Article Type: Research Article

Citation: Chepkwony S, Kiulia NM, Nyakundi R, Gicheru M, Nyachieo A (2016) Sero-Prevalence of Herpesvirus Papio 2 in Wild-Caught Olive Baboons from Selected Regions in Kenya.

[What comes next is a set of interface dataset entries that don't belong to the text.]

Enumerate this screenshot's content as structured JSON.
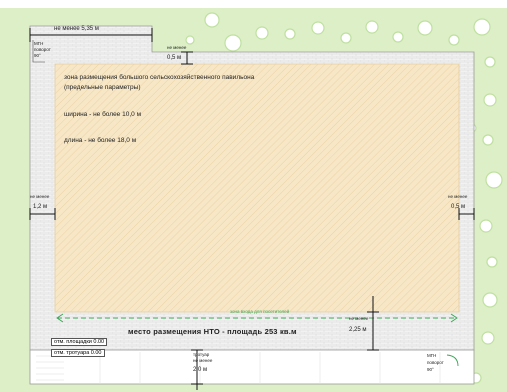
{
  "dimensions": {
    "top_left_width": "не менее 5,35 м",
    "top_gap_min": "не менее",
    "top_gap_val": "0,5 м",
    "left_gap_min": "не менее",
    "left_gap_val": "1,2 м",
    "right_gap_min": "не менее",
    "right_gap_val": "0,5 м",
    "bottom_gap_min": "не менее",
    "bottom_gap_val": "2,25 м",
    "sidewalk_title": "тротуар",
    "sidewalk_min": "не менее",
    "sidewalk_val": "2,0 м"
  },
  "pavilion_zone": {
    "title_line1": "зона размещения большого сельскохозяйственного павильона",
    "title_line2": "(предельные параметры)",
    "width_limit": "ширина - не более 10,0 м",
    "length_limit": "длина - не более 18,0 м"
  },
  "entry_zone_label": "зона входа для посетителей",
  "nto_label": "место размещения НТО - площадь 253 кв.м",
  "elevation_square": "отм. площадки 0.00",
  "elevation_sidewalk": "отм. тротуара 0.00",
  "mgn_top": {
    "line1": "МГН",
    "line2": "поворот",
    "line3": "90°"
  },
  "mgn_bottom": {
    "line1": "МГН",
    "line2": "поворот",
    "line3": "90°"
  },
  "colors": {
    "lawn": "#dcefc6",
    "tree": "#c8e6ad",
    "pavilion": "#f7e7c7",
    "paving": "#eeeeee",
    "dim_line": "#111111",
    "entry_line": "#39a552"
  }
}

J Emerg Dis Virol 2(3): doi

Copyright: © 2016 Chepkwony S, et al. This is an open-access article distributed under the terms of the Creative Commons Attribution License, which permits unrestricted use, distribution, and reproduction in any medium, provided the original author and source are credited.

Publication history: 

  • Received date: 12 Feb 2016

  • Accepted date: 05 Apr 2016

  • Published date: 12 Apr 2016